◆ **PROBLEM STATEMENT**
Reproduce the complete set of records, exactly as they appear.

[PROVIDED RECORDS Boundary: Start]

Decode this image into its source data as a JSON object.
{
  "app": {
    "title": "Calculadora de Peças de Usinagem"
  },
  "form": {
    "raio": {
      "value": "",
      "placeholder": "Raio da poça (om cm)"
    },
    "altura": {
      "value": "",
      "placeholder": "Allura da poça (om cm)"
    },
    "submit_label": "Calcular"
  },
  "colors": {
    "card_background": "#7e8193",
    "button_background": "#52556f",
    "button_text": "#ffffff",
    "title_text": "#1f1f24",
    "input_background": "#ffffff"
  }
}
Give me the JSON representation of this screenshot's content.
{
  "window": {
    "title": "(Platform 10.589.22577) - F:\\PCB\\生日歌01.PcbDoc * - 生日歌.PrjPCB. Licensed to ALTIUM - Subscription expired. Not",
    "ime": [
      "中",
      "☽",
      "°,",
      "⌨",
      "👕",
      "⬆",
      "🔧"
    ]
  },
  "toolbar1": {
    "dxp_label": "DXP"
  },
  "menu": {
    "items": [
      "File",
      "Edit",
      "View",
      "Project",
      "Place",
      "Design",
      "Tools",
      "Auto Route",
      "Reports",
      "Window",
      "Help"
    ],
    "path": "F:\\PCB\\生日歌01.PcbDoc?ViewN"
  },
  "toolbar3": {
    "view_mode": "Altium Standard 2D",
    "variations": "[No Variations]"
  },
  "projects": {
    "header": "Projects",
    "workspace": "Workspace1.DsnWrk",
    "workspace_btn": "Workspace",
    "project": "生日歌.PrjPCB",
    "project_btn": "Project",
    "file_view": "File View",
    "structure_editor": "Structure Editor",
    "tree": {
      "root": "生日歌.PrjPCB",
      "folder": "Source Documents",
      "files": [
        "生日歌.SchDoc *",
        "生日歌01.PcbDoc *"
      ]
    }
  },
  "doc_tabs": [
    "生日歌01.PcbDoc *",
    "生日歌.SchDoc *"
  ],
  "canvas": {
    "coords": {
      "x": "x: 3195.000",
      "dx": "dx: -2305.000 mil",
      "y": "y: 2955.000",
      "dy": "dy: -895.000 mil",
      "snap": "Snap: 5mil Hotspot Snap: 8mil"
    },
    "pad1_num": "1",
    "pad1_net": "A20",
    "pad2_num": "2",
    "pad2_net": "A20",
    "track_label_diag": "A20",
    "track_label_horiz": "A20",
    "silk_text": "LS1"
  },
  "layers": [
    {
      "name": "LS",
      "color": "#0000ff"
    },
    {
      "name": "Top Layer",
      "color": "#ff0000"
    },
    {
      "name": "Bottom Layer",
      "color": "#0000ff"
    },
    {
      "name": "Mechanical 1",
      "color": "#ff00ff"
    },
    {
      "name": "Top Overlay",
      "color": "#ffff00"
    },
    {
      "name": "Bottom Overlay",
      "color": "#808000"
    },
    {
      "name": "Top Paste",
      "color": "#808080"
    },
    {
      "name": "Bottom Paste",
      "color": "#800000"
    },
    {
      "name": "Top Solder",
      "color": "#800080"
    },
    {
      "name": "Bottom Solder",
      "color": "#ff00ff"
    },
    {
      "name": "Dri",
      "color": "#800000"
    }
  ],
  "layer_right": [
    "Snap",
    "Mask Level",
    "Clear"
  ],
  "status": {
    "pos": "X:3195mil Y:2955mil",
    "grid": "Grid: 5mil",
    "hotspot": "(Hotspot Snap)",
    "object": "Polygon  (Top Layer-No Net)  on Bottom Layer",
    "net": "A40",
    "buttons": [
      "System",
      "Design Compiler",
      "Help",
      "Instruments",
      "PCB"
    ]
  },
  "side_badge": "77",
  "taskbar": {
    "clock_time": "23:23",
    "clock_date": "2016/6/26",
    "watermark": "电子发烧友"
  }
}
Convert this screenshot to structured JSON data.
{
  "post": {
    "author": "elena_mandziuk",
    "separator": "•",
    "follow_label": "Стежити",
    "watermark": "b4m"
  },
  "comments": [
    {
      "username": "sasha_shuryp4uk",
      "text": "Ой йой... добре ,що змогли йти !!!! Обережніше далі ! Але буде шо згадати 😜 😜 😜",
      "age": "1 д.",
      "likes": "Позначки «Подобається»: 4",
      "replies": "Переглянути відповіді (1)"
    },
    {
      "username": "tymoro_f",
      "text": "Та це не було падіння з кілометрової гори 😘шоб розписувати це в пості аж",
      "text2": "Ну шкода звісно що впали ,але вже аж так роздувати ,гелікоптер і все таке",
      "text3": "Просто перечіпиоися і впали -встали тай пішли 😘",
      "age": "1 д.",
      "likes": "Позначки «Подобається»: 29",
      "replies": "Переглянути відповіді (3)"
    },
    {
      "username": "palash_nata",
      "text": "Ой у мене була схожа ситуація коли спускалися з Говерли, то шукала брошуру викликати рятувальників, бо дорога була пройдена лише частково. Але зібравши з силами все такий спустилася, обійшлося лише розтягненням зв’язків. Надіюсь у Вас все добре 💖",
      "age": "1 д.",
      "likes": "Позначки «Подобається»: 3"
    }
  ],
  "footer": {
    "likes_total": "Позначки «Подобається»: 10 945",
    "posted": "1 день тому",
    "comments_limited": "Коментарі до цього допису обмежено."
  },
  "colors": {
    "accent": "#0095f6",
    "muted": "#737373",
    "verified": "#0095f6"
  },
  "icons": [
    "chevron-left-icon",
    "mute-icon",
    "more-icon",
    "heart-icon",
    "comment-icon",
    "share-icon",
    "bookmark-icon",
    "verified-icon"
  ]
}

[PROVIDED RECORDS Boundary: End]

◆ **WRITTEN RESPONSE**
Decode this image into its source data as a JSON object.
{
  "app": {
    "title": "Calculadora de Peças de Usinagem"
  },
  "form": {
    "raio": {
      "value": "",
      "placeholder": "Raio da poça (om cm)"
    },
    "altura": {
      "value": "",
      "placeholder": "Allura da poça (om cm)"
    },
    "submit_label": "Calcular"
  },
  "colors": {
    "card_background": "#7e8193",
    "button_background": "#52556f",
    "button_text": "#ffffff",
    "title_text": "#1f1f24",
    "input_background": "#ffffff"
  }
}
Give me the JSON representation of this screenshot's content.
{
  "window": {
    "title": "(Platform 10.589.22577) - F:\\PCB\\生日歌01.PcbDoc * - 生日歌.PrjPCB. Licensed to ALTIUM - Subscription expired. Not",
    "ime": [
      "中",
      "☽",
      "°,",
      "⌨",
      "👕",
      "⬆",
      "🔧"
    ]
  },
  "toolbar1": {
    "dxp_label": "DXP"
  },
  "menu": {
    "items": [
      "File",
      "Edit",
      "View",
      "Project",
      "Place",
      "Design",
      "Tools",
      "Auto Route",
      "Reports",
      "Window",
      "Help"
    ],
    "path": "F:\\PCB\\生日歌01.PcbDoc?ViewN"
  },
  "toolbar3": {
    "view_mode": "Altium Standard 2D",
    "variations": "[No Variations]"
  },
  "projects": {
    "header": "Projects",
    "workspace": "Workspace1.DsnWrk",
    "workspace_btn": "Workspace",
    "project": "生日歌.PrjPCB",
    "project_btn": "Project",
    "file_view": "File View",
    "structure_editor": "Structure Editor",
    "tree": {
      "root": "生日歌.PrjPCB",
      "folder": "Source Documents",
      "files": [
        "生日歌.SchDoc *",
        "生日歌01.PcbDoc *"
      ]
    }
  },
  "doc_tabs": [
    "生日歌01.PcbDoc *",
    "生日歌.SchDoc *"
  ],
  "canvas": {
    "coords": {
      "x": "x: 3195.000",
      "dx": "dx: -2305.000 mil",
      "y": "y: 2955.000",
      "dy": "dy: -895.000 mil",
      "snap": "Snap: 5mil Hotspot Snap: 8mil"
    },
    "pad1_num": "1",
    "pad1_net": "A20",
    "pad2_num": "2",
    "pad2_net": "A20",
    "track_label_diag": "A20",
    "track_label_horiz": "A20",
    "silk_text": "LS1"
  },
  "layers": [
    {
      "name": "LS",
      "color": "#0000ff"
    },
    {
      "name": "Top Layer",
      "color": "#ff0000"
    },
    {
      "name": "Bottom Layer",
      "color": "#0000ff"
    },
    {
      "name": "Mechanical 1",
      "color": "#ff00ff"
    },
    {
      "name": "Top Overlay",
      "color": "#ffff00"
    },
    {
      "name": "Bottom Overlay",
      "color": "#808000"
    },
    {
      "name": "Top Paste",
      "color": "#808080"
    },
    {
      "name": "Bottom Paste",
      "color": "#800000"
    },
    {
      "name": "Top Solder",
      "color": "#800080"
    },
    {
      "name": "Bottom Solder",
      "color": "#ff00ff"
    },
    {
      "name": "Dri",
      "color": "#800000"
    }
  ],
  "layer_right": [
    "Snap",
    "Mask Level",
    "Clear"
  ],
  "status": {
    "pos": "X:3195mil Y:2955mil",
    "grid": "Grid: 5mil",
    "hotspot": "(Hotspot Snap)",
    "object": "Polygon  (Top Layer-No Net)  on Bottom Layer",
    "net": "A40",
    "buttons": [
      "System",
      "Design Compiler",
      "Help",
      "Instruments",
      "PCB"
    ]
  },
  "side_badge": "77",
  "taskbar": {
    "clock_time": "23:23",
    "clock_date": "2016/6/26",
    "watermark": "电子发烧友"
  }
}
Convert this screenshot to structured JSON data.
{
  "post": {
    "author": "elena_mandziuk",
    "separator": "•",
    "follow_label": "Стежити",
    "watermark": "b4m"
  },
  "comments": [
    {
      "username": "sasha_shuryp4uk",
      "text": "Ой йой... добре ,що змогли йти !!!! Обережніше далі ! Але буде шо згадати 😜 😜 😜",
      "age": "1 д.",
      "likes": "Позначки «Подобається»: 4",
      "replies": "Переглянути відповіді (1)"
    },
    {
      "username": "tymoro_f",
      "text": "Та це не було падіння з кілометрової гори 😘шоб розписувати це в пості аж",
      "text2": "Ну шкода звісно що впали ,але вже аж так роздувати ,гелікоптер і все таке",
      "text3": "Просто перечіпиоися і впали -встали тай пішли 😘",
      "age": "1 д.",
      "likes": "Позначки «Подобається»: 29",
      "replies": "Переглянути відповіді (3)"
    },
    {
      "username": "palash_nata",
      "text": "Ой у мене була схожа ситуація коли спускалися з Говерли, то шукала брошуру викликати рятувальників, бо дорога була пройдена лише частково. Але зібравши з силами все такий спустилася, обійшлося лише розтягненням зв’язків. Надіюсь у Вас все добре 💖",
      "age": "1 д.",
      "likes": "Позначки «Подобається»: 3"
    }
  ],
  "footer": {
    "likes_total": "Позначки «Подобається»: 10 945",
    "posted": "1 день тому",
    "comments_limited": "Коментарі до цього допису обмежено."
  },
  "colors": {
    "accent": "#0095f6",
    "muted": "#737373",
    "verified": "#0095f6"
  },
  "icons": [
    "chevron-left-icon",
    "mute-icon",
    "more-icon",
    "heart-icon",
    "comment-icon",
    "share-icon",
    "bookmark-icon",
    "verified-icon"
  ]
}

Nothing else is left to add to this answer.